■ **What to do**: Copy each record below faithfully, leaving out images.

(Data extracted from a collection)
▼

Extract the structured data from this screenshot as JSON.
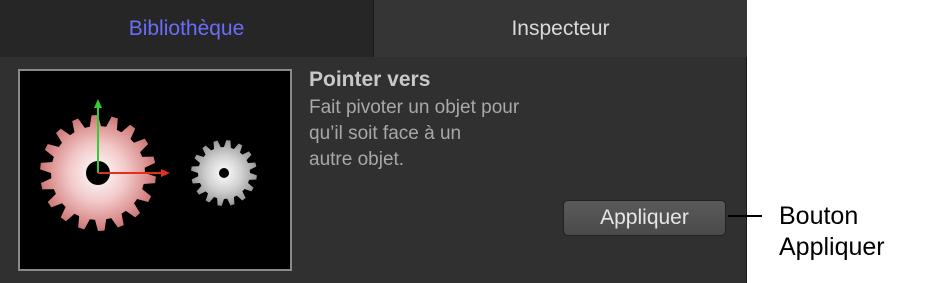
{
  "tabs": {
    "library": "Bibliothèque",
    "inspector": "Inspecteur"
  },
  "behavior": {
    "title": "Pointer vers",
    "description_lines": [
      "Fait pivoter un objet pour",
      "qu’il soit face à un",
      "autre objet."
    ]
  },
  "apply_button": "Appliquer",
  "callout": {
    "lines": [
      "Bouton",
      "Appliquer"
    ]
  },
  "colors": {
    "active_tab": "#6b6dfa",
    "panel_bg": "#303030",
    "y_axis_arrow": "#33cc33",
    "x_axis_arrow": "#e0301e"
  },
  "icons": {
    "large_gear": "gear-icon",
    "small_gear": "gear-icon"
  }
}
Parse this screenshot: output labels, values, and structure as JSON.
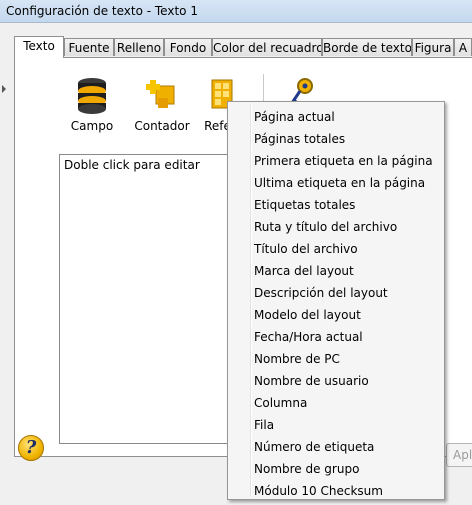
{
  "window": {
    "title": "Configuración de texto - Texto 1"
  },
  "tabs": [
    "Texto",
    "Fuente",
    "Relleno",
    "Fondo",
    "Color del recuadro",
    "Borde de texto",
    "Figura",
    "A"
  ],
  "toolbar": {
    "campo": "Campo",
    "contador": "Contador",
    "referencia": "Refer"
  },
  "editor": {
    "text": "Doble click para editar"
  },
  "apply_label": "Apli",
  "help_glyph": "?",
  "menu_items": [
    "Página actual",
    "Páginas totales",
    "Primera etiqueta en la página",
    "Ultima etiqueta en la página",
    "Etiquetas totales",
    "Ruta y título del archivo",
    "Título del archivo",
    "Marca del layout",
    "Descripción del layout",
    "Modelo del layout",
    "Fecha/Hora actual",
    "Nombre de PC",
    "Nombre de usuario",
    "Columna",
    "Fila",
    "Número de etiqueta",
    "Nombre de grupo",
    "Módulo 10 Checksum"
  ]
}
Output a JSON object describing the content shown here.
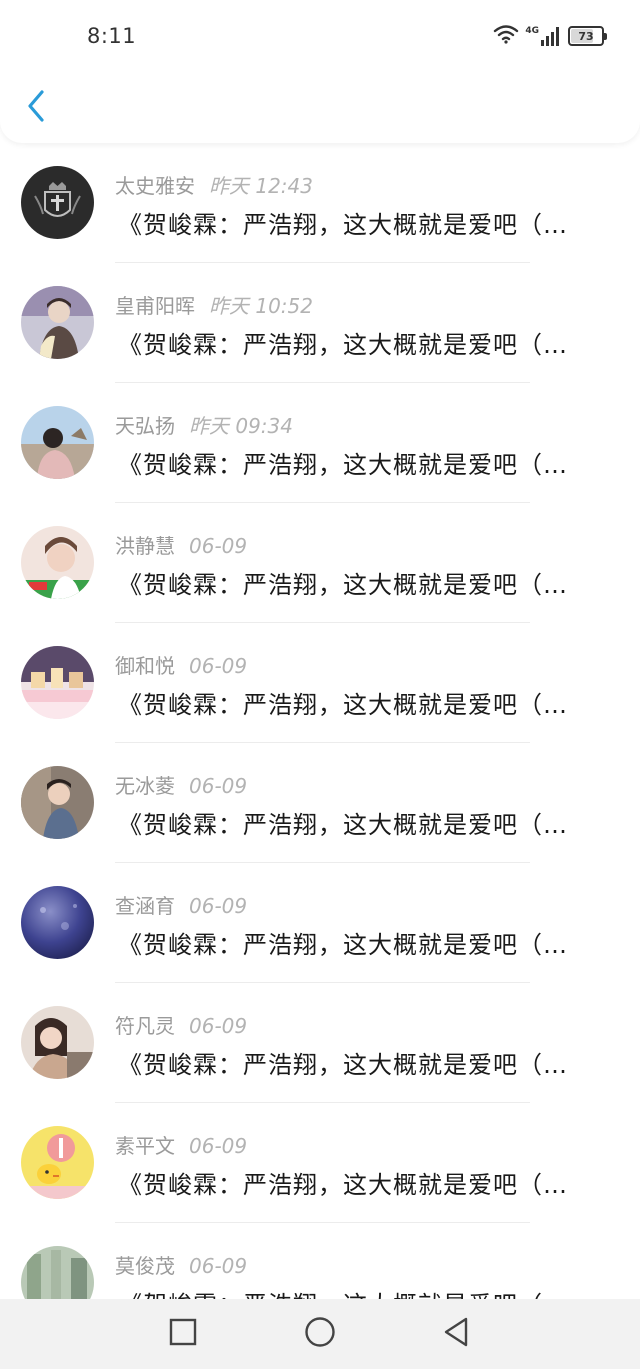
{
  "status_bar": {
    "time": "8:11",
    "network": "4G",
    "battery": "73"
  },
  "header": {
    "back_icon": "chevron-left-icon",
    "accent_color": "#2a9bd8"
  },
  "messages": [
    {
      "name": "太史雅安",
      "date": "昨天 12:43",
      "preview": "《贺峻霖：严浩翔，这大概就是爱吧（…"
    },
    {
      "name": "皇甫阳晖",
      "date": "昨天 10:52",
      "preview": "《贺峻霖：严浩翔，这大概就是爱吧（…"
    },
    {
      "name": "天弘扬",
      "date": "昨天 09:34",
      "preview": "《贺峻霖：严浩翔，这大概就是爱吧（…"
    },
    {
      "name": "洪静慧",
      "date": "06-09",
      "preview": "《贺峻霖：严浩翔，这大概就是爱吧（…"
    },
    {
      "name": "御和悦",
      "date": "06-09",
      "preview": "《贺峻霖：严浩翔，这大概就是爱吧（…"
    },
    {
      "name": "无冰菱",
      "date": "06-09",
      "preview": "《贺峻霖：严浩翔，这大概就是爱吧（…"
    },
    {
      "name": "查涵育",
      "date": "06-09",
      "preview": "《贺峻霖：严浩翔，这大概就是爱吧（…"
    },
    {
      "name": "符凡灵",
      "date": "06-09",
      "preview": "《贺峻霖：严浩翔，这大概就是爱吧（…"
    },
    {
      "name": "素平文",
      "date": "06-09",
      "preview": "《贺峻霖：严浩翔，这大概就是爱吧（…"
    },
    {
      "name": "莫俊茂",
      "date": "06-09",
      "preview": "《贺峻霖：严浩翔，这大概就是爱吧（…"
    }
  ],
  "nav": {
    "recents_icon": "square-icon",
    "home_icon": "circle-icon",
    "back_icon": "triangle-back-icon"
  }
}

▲

■ **Solution to this exercise**:
Extract the structured data from this screenshot as JSON.
{
  "tabs": {
    "library": "Bibliothèque",
    "inspector": "Inspecteur"
  },
  "behavior": {
    "title": "Pointer vers",
    "description_lines": [
      "Fait pivoter un objet pour",
      "qu’il soit face à un",
      "autre objet."
    ]
  },
  "apply_button": "Appliquer",
  "callout": {
    "lines": [
      "Bouton",
      "Appliquer"
    ]
  },
  "colors": {
    "active_tab": "#6b6dfa",
    "panel_bg": "#303030",
    "y_axis_arrow": "#33cc33",
    "x_axis_arrow": "#e0301e"
  },
  "icons": {
    "large_gear": "gear-icon",
    "small_gear": "gear-icon"
  }
}
Parse this screenshot: output labels, values, and structure as JSON.
{
  "window": {
    "title": "Configuración de texto - Texto 1"
  },
  "tabs": [
    "Texto",
    "Fuente",
    "Relleno",
    "Fondo",
    "Color del recuadro",
    "Borde de texto",
    "Figura",
    "A"
  ],
  "toolbar": {
    "campo": "Campo",
    "contador": "Contador",
    "referencia": "Refer"
  },
  "editor": {
    "text": "Doble click para editar"
  },
  "apply_label": "Apli",
  "help_glyph": "?",
  "menu_items": [
    "Página actual",
    "Páginas totales",
    "Primera etiqueta en la página",
    "Ultima etiqueta en la página",
    "Etiquetas totales",
    "Ruta y título del archivo",
    "Título del archivo",
    "Marca del layout",
    "Descripción del layout",
    "Modelo del layout",
    "Fecha/Hora actual",
    "Nombre de PC",
    "Nombre de usuario",
    "Columna",
    "Fila",
    "Número de etiqueta",
    "Nombre de grupo",
    "Módulo 10 Checksum"
  ]
}
Output a JSON object describing the content shown here.
{
  "status_bar": {
    "time": "8:11",
    "network": "4G",
    "battery": "73"
  },
  "header": {
    "back_icon": "chevron-left-icon",
    "accent_color": "#2a9bd8"
  },
  "messages": [
    {
      "name": "太史雅安",
      "date": "昨天 12:43",
      "preview": "《贺峻霖：严浩翔，这大概就是爱吧（…"
    },
    {
      "name": "皇甫阳晖",
      "date": "昨天 10:52",
      "preview": "《贺峻霖：严浩翔，这大概就是爱吧（…"
    },
    {
      "name": "天弘扬",
      "date": "昨天 09:34",
      "preview": "《贺峻霖：严浩翔，这大概就是爱吧（…"
    },
    {
      "name": "洪静慧",
      "date": "06-09",
      "preview": "《贺峻霖：严浩翔，这大概就是爱吧（…"
    },
    {
      "name": "御和悦",
      "date": "06-09",
      "preview": "《贺峻霖：严浩翔，这大概就是爱吧（…"
    },
    {
      "name": "无冰菱",
      "date": "06-09",
      "preview": "《贺峻霖：严浩翔，这大概就是爱吧（…"
    },
    {
      "name": "查涵育",
      "date": "06-09",
      "preview": "《贺峻霖：严浩翔，这大概就是爱吧（…"
    },
    {
      "name": "符凡灵",
      "date": "06-09",
      "preview": "《贺峻霖：严浩翔，这大概就是爱吧（…"
    },
    {
      "name": "素平文",
      "date": "06-09",
      "preview": "《贺峻霖：严浩翔，这大概就是爱吧（…"
    },
    {
      "name": "莫俊茂",
      "date": "06-09",
      "preview": "《贺峻霖：严浩翔，这大概就是爱吧（…"
    }
  ],
  "nav": {
    "recents_icon": "square-icon",
    "home_icon": "circle-icon",
    "back_icon": "triangle-back-icon"
  }
}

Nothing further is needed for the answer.